At the religious level, in 2015, Morocco created the Mohammed VI Institute for Training Imams, Morchidines and Morchidates, and the Mohammed VI Foundation for African Ulema, dedicated to supporting African theologians and scholars to promote religious tolerance.
Morocco’s deradicalization policy has also catered for the country’s prisoners. Through the Moussalaha (an Arabic word for reconciliation) program, Morocco has mobilized authorities from the Ministry of Endowments and Islamic Affairs and members of religious councils, who visited approximately 5,000 incarcerated offenders in 2013 only.
The report also highlights Morocco’s active engagement in worldwide forums on terrorism such as the Global Counter-Terrorism Forum (GCTF).
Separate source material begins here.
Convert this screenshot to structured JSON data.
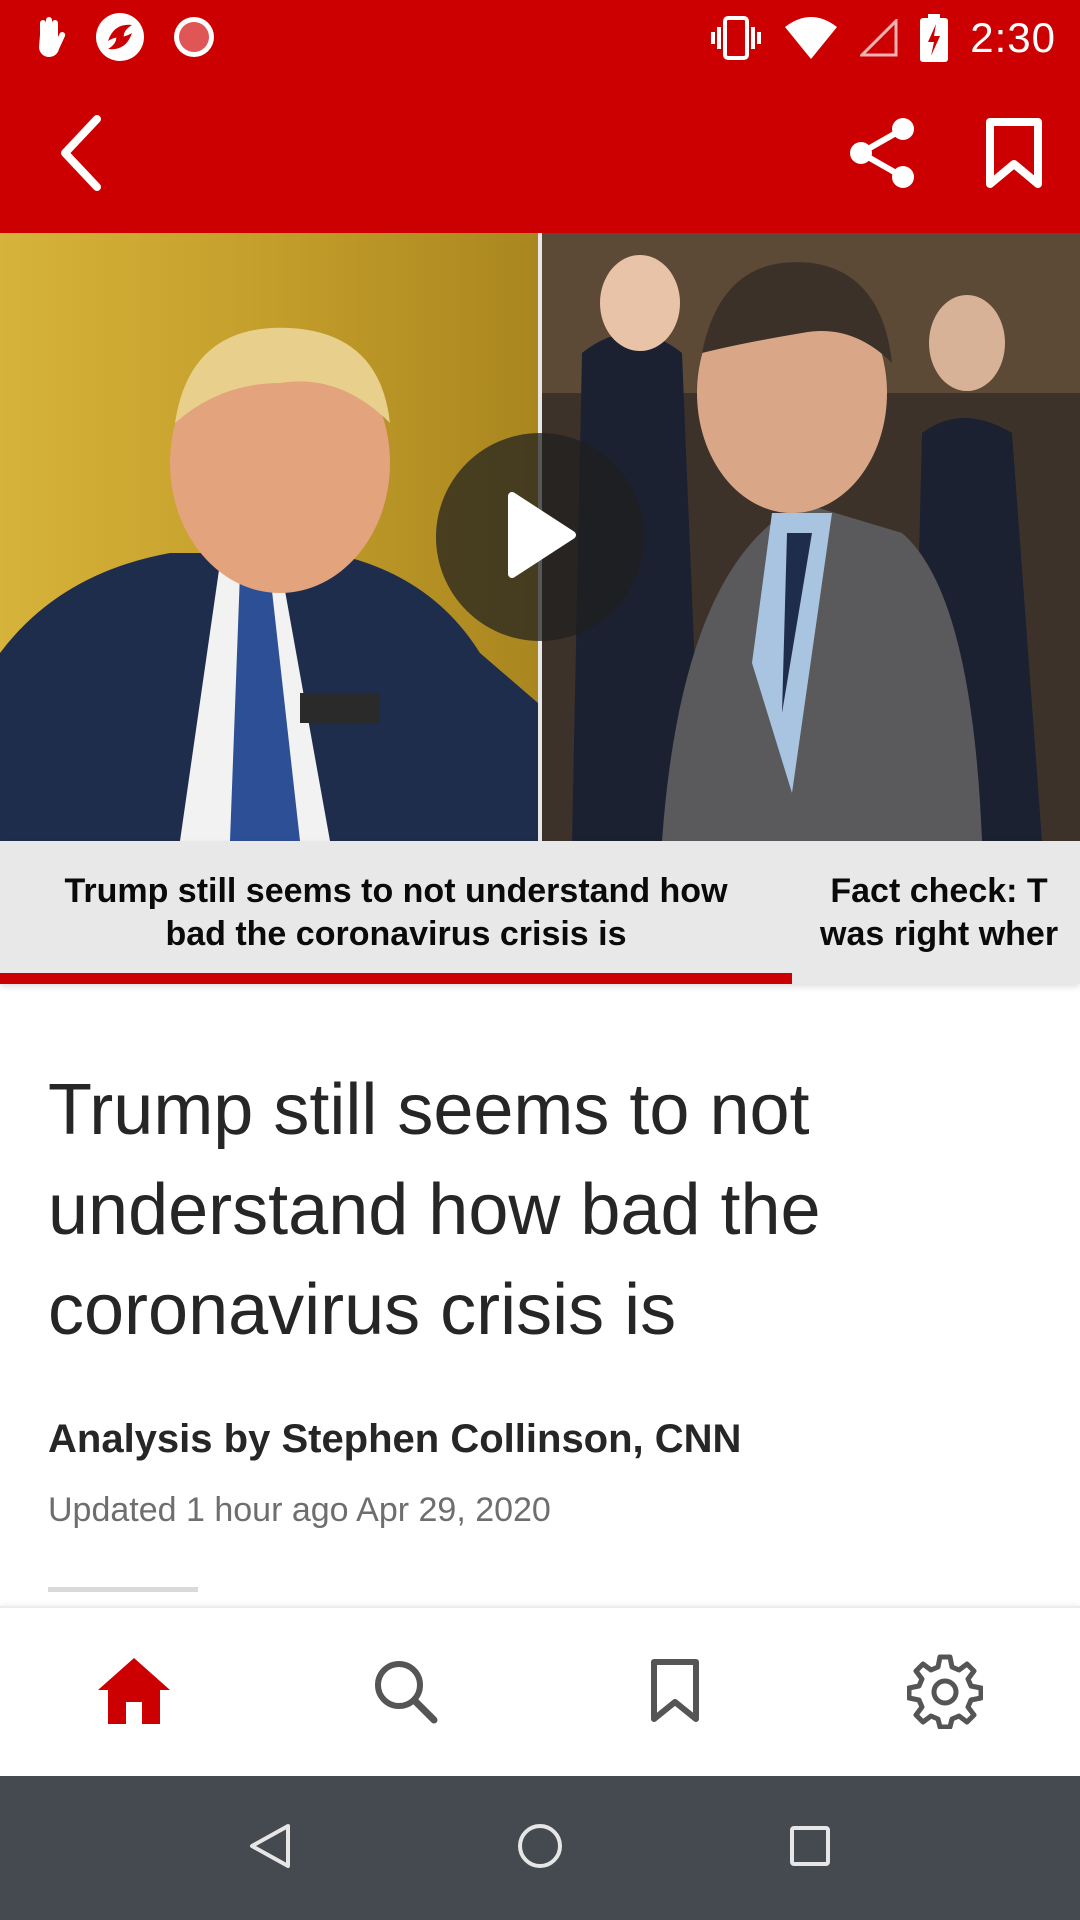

It also recalled a number of security mechanisms Morocco established, among which are the hadar (vigilance) mechanism, whereby Morocco deploys security forces to guard airports, train stations, and administrative buildings.
Besides monitoring telephone calls and online searches, Morocco’s interior ministry mobilized 50,000 mqadmin (auxiliary agents) across the country to keep an eye and report on “any unusual behaviour.”
Morocco has cooperated with several European countries and has proven a valuable source of information because it helped detect the perpetrator of the November 2015 attack in Paris.
Shortcomings in Morocco’s prevention policy
Egmont noted that while Morocco has taken quantum leaps in combating terrorism through counter-terrorism and deradicalization programs, its approach has largely been security-driven.
The report implied that Morocco’s counter-terrorism policy pays little attention to prevention and rehabilitation measures, especially for returning foreign fighters, except for the Moussalaha program.
“[No] programmes have been put in place to tackle specifically the issue of returnees, who are treated like all other terrorists,” the report stated.